- **Problem**
Go through the data below and report how many lines contain "this"; the reply holds only that number.

─── Extracted entries ───

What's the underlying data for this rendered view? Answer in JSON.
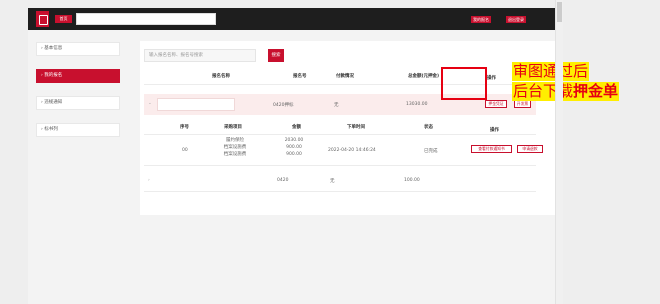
{
  "header": {
    "home_label": "首页",
    "link1": "我的报名",
    "link2": "退出登录"
  },
  "sidebar": {
    "items": [
      {
        "label": "基本信息",
        "active": false
      },
      {
        "label": "我的报名",
        "active": true
      },
      {
        "label": "违规通知",
        "active": false
      },
      {
        "label": "标书列",
        "active": false
      }
    ]
  },
  "search": {
    "placeholder": "输入报名名称、报名号搜索",
    "button": "搜索"
  },
  "table": {
    "headers": [
      "报名名称",
      "报名号",
      "付款情况",
      "总金额(元押金)",
      "操作"
    ],
    "row1": {
      "number": "0420押标",
      "paid": "无",
      "amount": "13030.00",
      "btn_deposit": "押金凭证",
      "btn_extra": "开发票"
    },
    "subheaders": [
      "序号",
      "采购项目",
      "金额",
      "下单时间",
      "状态",
      "操作"
    ],
    "sub": {
      "index": "00",
      "items": [
        "履约保险",
        "档案设施费",
        "档案设施费"
      ],
      "amounts": [
        "2030.00",
        "900.00",
        "900.00"
      ],
      "time": "2022-04-20 14:46:24",
      "status": "已完成",
      "btn_view": "查看付款通知书",
      "btn_apply": "申请退款"
    },
    "row2": {
      "number": "0420",
      "paid": "无",
      "amount": "100.00"
    }
  },
  "annotation": {
    "line1": "审图通过后",
    "line2_pre": "后台下载",
    "line2_bold": "押金单"
  }
}
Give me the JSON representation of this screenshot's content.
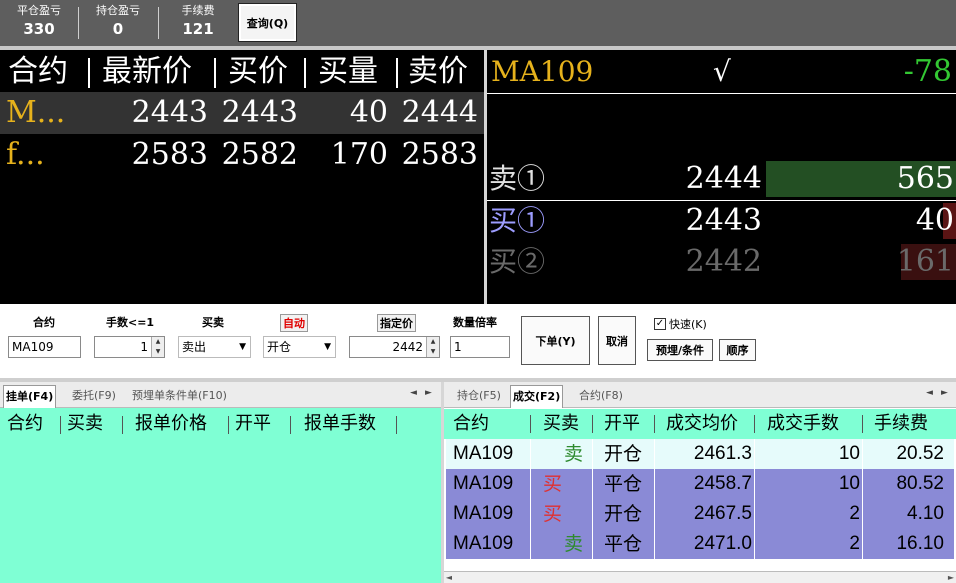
{
  "topbar": {
    "stats": [
      {
        "label": "平仓盈亏",
        "value": "330"
      },
      {
        "label": "持仓盈亏",
        "value": "0"
      },
      {
        "label": "手续费",
        "value": "121"
      }
    ],
    "query_label": "查询(Q)"
  },
  "quotes": {
    "headers": [
      "合约",
      "最新价",
      "买价",
      "买量",
      "卖价"
    ],
    "rows": [
      {
        "name": "M...",
        "last": "2443",
        "bid": "2443",
        "bid_vol": "40",
        "ask": "2444",
        "selected": true
      },
      {
        "name": "f...",
        "last": "2583",
        "bid": "2582",
        "bid_vol": "170",
        "ask": "2583",
        "selected": false
      }
    ]
  },
  "depth": {
    "symbol": "MA109",
    "check": "√",
    "change": "-78",
    "levels": [
      {
        "label": "卖①",
        "price": "2444",
        "qty": "565",
        "label_color": "#e0e0e0",
        "price_color": "#ffffff",
        "qty_color": "#ffffff",
        "bar_color": "#234f23",
        "bar_fraction": 1.0
      },
      {
        "label": "买①",
        "price": "2443",
        "qty": "40",
        "label_color": "#9d9dff",
        "price_color": "#ffffff",
        "qty_color": "#ffffff",
        "bar_color": "#5a1414",
        "bar_fraction": 0.07
      },
      {
        "label": "买②",
        "price": "2442",
        "qty": "161",
        "label_color": "#6a6a6a",
        "price_color": "#6a6a6a",
        "qty_color": "#6a6a6a",
        "bar_color": "#3a1010",
        "bar_fraction": 0.29
      }
    ]
  },
  "order": {
    "contract_label": "合约",
    "contract_value": "MA109",
    "lots_label": "手数<=1",
    "lots_value": "1",
    "side_label": "买卖",
    "side_value": "卖出",
    "offset_label": "自动",
    "offset_value": "开仓",
    "price_label": "指定价",
    "price_value": "2442",
    "multiplier_label": "数量倍率",
    "multiplier_value": "1",
    "place_label": "下单(Y)",
    "cancel_label": "取消",
    "fast_label": "快速(K)",
    "fast_checked": "✓",
    "condition_label": "预埋/条件",
    "sequence_label": "顺序"
  },
  "left_panel": {
    "tabs": [
      "挂单(F4)",
      "委托(F9)",
      "预埋单条件单(F10)"
    ],
    "headers": [
      "合约",
      "买卖",
      "报单价格",
      "开平",
      "报单手数"
    ]
  },
  "right_panel": {
    "tabs": [
      "持仓(F5)",
      "成交(F2)",
      "合约(F8)"
    ],
    "headers": [
      "合约",
      "买卖",
      "开平",
      "成交均价",
      "成交手数",
      "手续费"
    ],
    "rows": [
      {
        "contract": "MA109",
        "side": "卖",
        "offset": "开仓",
        "avg_price": "2461.3",
        "qty": "10",
        "fee": "20.52",
        "side_color": "#2e8b2e",
        "bg": "#e6fbfb"
      },
      {
        "contract": "MA109",
        "side": "买",
        "offset": "平仓",
        "avg_price": "2458.7",
        "qty": "10",
        "fee": "80.52",
        "side_color": "#e03030",
        "bg": "#8a8ad6"
      },
      {
        "contract": "MA109",
        "side": "买",
        "offset": "开仓",
        "avg_price": "2467.5",
        "qty": "2",
        "fee": "4.10",
        "side_color": "#e03030",
        "bg": "#8a8ad6"
      },
      {
        "contract": "MA109",
        "side": "卖",
        "offset": "平仓",
        "avg_price": "2471.0",
        "qty": "2",
        "fee": "16.10",
        "side_color": "#2e8b2e",
        "bg": "#8a8ad6"
      }
    ]
  },
  "icons": {
    "scroll_left": "◄",
    "scroll_right": "►",
    "spin_up": "▲",
    "spin_down": "▼",
    "dropdown": "▼",
    "tab_prev": "◄",
    "tab_next": "►"
  }
}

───

- **Problem solution**
2